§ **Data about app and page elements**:

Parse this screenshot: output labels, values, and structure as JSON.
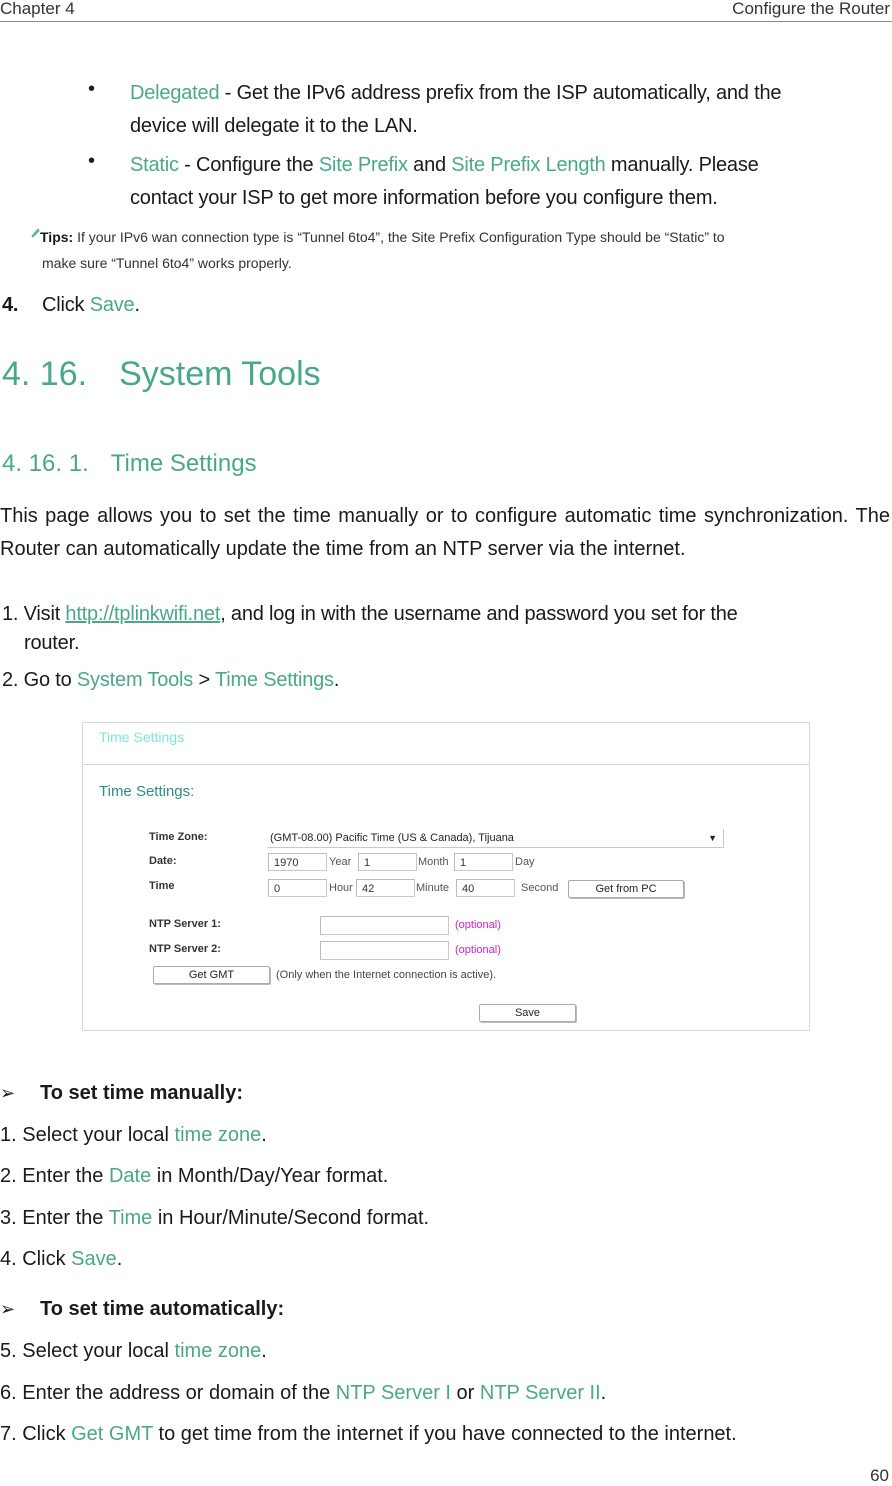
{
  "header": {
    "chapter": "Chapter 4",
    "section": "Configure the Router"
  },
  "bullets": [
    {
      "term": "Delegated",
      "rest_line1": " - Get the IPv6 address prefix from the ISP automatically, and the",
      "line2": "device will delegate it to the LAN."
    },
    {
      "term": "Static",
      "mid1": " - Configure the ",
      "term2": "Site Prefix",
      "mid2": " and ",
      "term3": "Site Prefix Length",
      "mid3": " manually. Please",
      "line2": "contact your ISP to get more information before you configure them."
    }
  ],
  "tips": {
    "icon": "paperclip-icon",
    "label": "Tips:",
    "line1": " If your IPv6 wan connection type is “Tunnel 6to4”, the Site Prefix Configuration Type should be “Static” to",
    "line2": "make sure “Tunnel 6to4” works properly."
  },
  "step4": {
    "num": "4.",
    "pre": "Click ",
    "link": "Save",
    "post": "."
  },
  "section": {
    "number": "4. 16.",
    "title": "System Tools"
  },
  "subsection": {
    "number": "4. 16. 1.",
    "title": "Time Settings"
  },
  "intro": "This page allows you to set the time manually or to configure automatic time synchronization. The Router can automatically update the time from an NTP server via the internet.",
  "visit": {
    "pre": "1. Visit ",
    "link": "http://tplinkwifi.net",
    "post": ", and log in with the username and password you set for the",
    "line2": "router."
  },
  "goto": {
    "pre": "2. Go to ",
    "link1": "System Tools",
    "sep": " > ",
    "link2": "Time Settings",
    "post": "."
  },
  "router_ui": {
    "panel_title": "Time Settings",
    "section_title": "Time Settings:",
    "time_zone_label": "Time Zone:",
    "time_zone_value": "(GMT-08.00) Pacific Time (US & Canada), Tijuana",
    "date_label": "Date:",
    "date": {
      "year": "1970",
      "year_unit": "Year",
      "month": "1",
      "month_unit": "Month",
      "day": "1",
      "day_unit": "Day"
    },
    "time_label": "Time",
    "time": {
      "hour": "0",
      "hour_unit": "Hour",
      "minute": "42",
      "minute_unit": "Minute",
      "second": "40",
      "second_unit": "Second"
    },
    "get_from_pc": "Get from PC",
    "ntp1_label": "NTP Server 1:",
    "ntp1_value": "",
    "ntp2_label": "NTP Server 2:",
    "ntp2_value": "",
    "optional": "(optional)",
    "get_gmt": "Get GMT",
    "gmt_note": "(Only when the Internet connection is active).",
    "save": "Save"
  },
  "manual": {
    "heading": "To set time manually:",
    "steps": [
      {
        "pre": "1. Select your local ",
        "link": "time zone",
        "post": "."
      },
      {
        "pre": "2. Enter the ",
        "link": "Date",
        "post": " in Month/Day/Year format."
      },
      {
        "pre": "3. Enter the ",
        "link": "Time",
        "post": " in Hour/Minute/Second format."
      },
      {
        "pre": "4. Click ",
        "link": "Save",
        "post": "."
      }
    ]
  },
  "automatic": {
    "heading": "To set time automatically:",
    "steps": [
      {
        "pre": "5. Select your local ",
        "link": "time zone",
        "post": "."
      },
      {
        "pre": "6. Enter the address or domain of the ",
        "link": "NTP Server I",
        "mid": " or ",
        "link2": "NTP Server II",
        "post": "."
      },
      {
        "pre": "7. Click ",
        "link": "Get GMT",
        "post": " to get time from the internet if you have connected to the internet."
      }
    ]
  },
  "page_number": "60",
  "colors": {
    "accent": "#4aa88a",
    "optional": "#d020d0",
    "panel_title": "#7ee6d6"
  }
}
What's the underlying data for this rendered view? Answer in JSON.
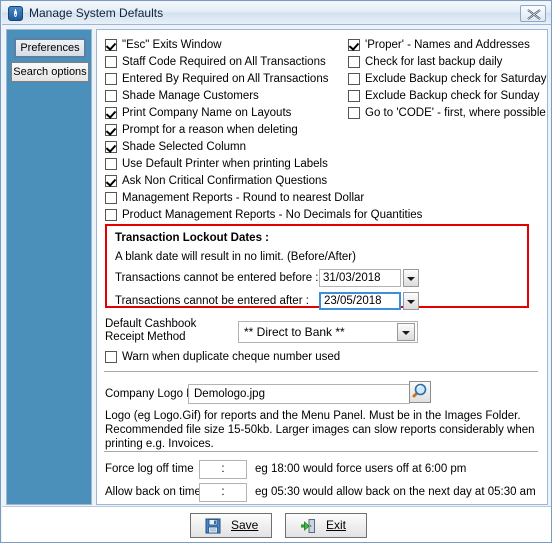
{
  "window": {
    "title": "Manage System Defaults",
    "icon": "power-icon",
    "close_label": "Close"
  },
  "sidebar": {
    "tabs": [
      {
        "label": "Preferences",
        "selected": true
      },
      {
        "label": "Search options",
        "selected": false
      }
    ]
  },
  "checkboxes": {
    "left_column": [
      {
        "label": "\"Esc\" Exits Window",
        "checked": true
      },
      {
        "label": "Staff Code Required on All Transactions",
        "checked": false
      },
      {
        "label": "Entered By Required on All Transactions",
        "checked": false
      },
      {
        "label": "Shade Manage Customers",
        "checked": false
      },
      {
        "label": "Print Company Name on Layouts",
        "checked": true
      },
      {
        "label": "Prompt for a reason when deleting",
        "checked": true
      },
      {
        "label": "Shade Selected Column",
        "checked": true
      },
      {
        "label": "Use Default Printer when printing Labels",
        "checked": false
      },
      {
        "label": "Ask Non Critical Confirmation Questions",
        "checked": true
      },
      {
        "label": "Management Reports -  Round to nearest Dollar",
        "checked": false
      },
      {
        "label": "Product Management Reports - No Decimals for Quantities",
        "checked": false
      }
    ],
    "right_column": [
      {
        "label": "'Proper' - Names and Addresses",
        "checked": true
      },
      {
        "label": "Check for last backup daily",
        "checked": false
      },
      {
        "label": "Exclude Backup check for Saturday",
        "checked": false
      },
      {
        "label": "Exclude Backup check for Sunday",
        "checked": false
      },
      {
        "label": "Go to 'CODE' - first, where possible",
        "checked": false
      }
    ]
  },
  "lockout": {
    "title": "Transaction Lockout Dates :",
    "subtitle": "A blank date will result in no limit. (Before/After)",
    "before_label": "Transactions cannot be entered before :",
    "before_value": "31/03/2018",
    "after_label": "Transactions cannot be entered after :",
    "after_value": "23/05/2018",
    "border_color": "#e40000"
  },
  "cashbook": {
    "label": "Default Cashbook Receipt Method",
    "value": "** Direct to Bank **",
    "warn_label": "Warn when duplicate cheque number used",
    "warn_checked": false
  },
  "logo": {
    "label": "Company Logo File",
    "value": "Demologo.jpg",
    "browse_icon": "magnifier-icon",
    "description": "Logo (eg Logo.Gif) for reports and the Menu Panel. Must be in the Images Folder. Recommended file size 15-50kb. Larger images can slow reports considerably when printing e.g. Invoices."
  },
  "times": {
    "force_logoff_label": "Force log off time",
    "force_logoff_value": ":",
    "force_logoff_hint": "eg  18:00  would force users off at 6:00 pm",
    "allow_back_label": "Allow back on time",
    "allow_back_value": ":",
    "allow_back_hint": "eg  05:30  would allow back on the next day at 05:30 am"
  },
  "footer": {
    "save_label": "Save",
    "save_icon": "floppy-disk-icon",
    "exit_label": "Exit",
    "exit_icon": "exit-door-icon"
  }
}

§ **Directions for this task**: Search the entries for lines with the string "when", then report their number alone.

§ **Task solution**: 5